Harry Connick, Jr. tells Loyola University grads to 'Be kind; be humble; be great'
As 750 graduating students from Loyola University walked across the stage Saturday morning at the Mercedes-Benz Superdome, they had Grammy-winning musician and actor Harry Connick Jr. cheering them on.
The New Orleans native was also celebrating with them, for the school bestowed an honorary doctorate in music on him. Because Connick dropped out of Loyola after one semester 30 years ago, it was the first time he received a degree of any kind from the school.
“I can hold my head high, because you and I have something in common: It may have taken me 30 years longer than you, but all of us get degrees from Loyola today,” Connick, 48, told an applauding graduating class.
During his career, the singer and pianist has sold 28 million albums and had more No. 1 records than anyone else in the history of U.S. jazz charts. He also has won three Grammy Awards and two Emmy Awards and is debuting a new live-music entertainment show called “Harry” this fall.
Connick isn’t known just for his talent or for co-founding the Krewe of Orpheus, one of Carnival’s superkrewes. In New Orleans, he’s become widely recognized for his philanthropic work. Among his accomplishments is the construction of the Musicians’ Village in the Upper 9th Ward, which he co-founded with fellow musician Branford Marsalis after Hurricane Katrina.

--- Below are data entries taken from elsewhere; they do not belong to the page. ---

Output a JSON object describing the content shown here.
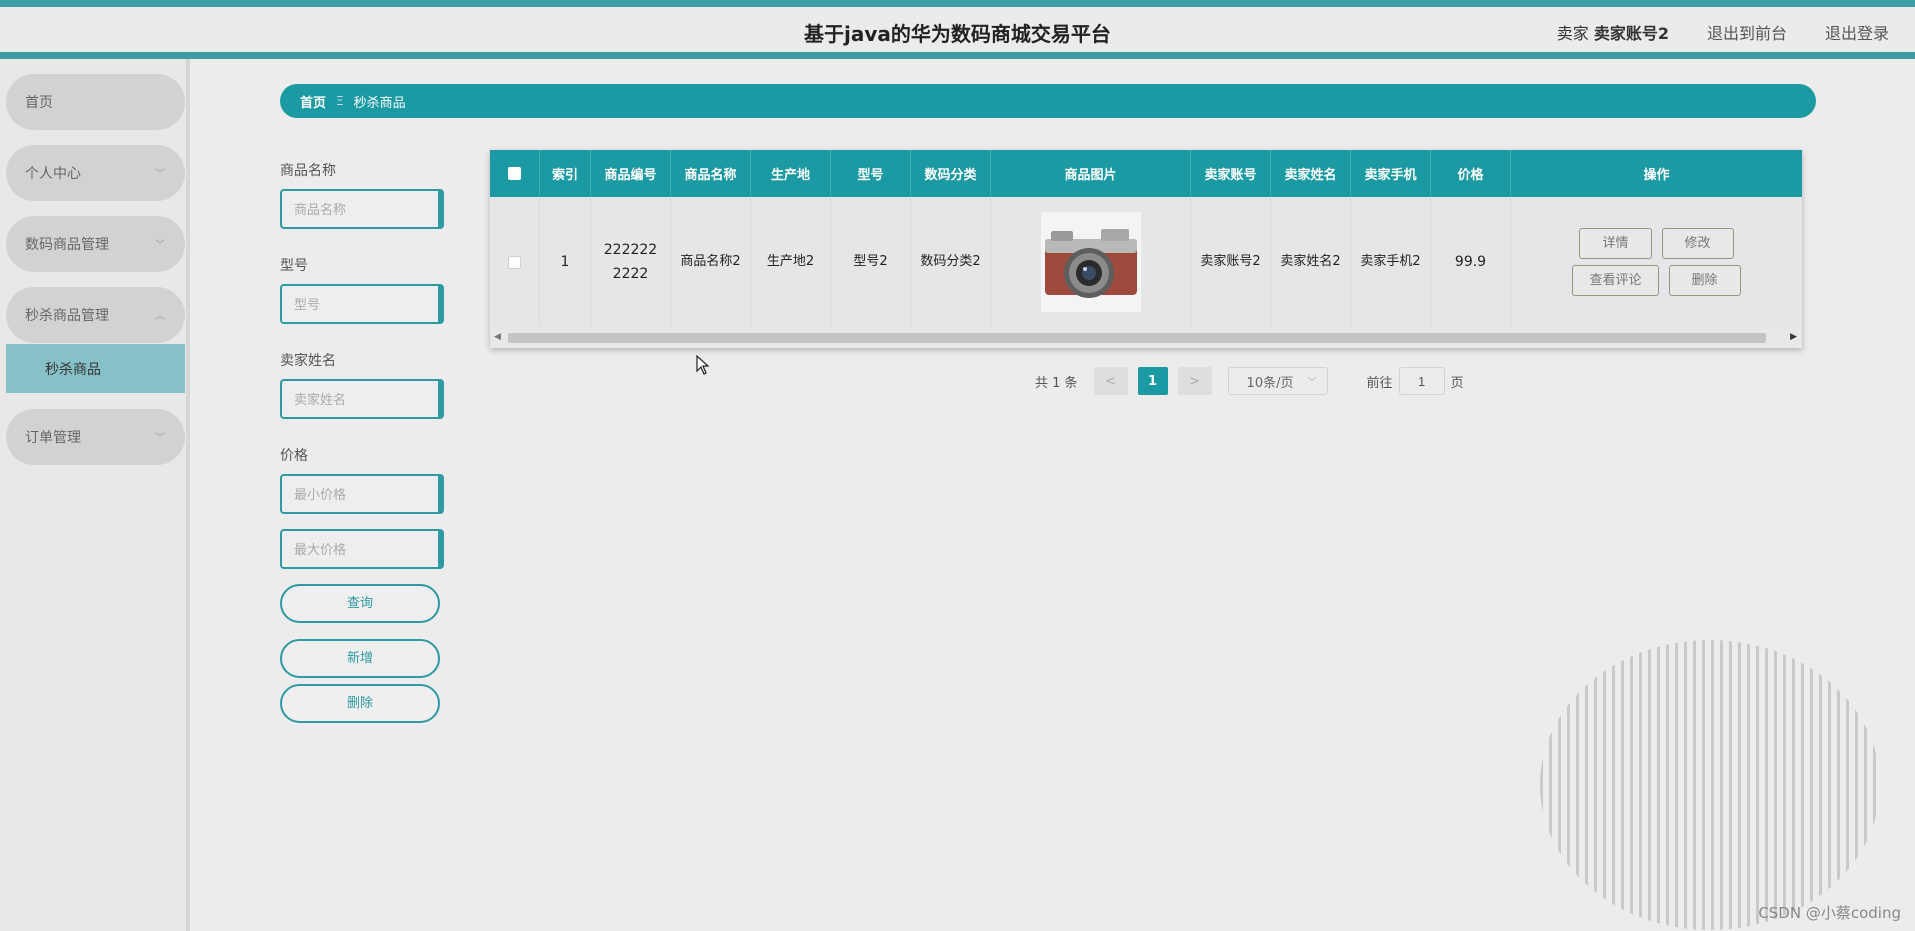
{
  "header": {
    "title": "基于java的华为数码商城交易平台",
    "user_role": "卖家",
    "user_name": "卖家账号2",
    "to_frontend": "退出到前台",
    "logout": "退出登录"
  },
  "sidebar": {
    "items": [
      {
        "label": "首页"
      },
      {
        "label": "个人中心"
      },
      {
        "label": "数码商品管理"
      },
      {
        "label": "秒杀商品管理"
      },
      {
        "label": "订单管理"
      }
    ],
    "submenu_active": "秒杀商品"
  },
  "breadcrumb": {
    "home": "首页",
    "separator": "Ξ",
    "current": "秒杀商品"
  },
  "search": {
    "name_label": "商品名称",
    "name_placeholder": "商品名称",
    "model_label": "型号",
    "model_placeholder": "型号",
    "seller_label": "卖家姓名",
    "seller_placeholder": "卖家姓名",
    "price_label": "价格",
    "min_price_placeholder": "最小价格",
    "max_price_placeholder": "最大价格",
    "query_label": "查询",
    "add_label": "新增",
    "delete_label": "删除"
  },
  "table": {
    "headers": [
      "索引",
      "商品编号",
      "商品名称",
      "生产地",
      "型号",
      "数码分类",
      "商品图片",
      "卖家账号",
      "卖家姓名",
      "卖家手机",
      "价格",
      "操作"
    ],
    "rows": [
      {
        "index": "1",
        "code": "2222222222",
        "name": "商品名称2",
        "origin": "生产地2",
        "model": "型号2",
        "category": "数码分类2",
        "image_icon": "camera-photo",
        "seller_account": "卖家账号2",
        "seller_name": "卖家姓名2",
        "seller_phone": "卖家手机2",
        "price": "99.9",
        "actions": {
          "detail": "详情",
          "edit": "修改",
          "reviews": "查看评论",
          "delete": "删除"
        }
      }
    ]
  },
  "pagination": {
    "total": "共 1 条",
    "prev": "<",
    "current_page": "1",
    "next": ">",
    "page_size": "10条/页",
    "goto_label": "前往",
    "goto_value": "1",
    "page_suffix": "页"
  },
  "watermark": "CSDN @小蔡coding",
  "colors": {
    "accent": "#1b9aa3",
    "header_border": "#3e9ca5",
    "submenu_active": "#86c1c8"
  }
}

On Saturday, Connick took a break from his busy schedule to give the day’s commencement speech, which got off to a lighthearted start when he joked about his experience with Jesuit education.
Although he graduated from Jesuit High School, he never earned academic honors there, and he spent only one semester at Loyola before leaving to pursue his music career in New York, he said.
“Today represents the most important day in your academic career. It’s the culmination of all of your years of dedication and hard work. This is your graduation day,” he said. “This is the perfect time for (Loyola President) Father (Kevin) Wildes to turn the mic over to a college dropout who didn’t know what a commencement address meant.”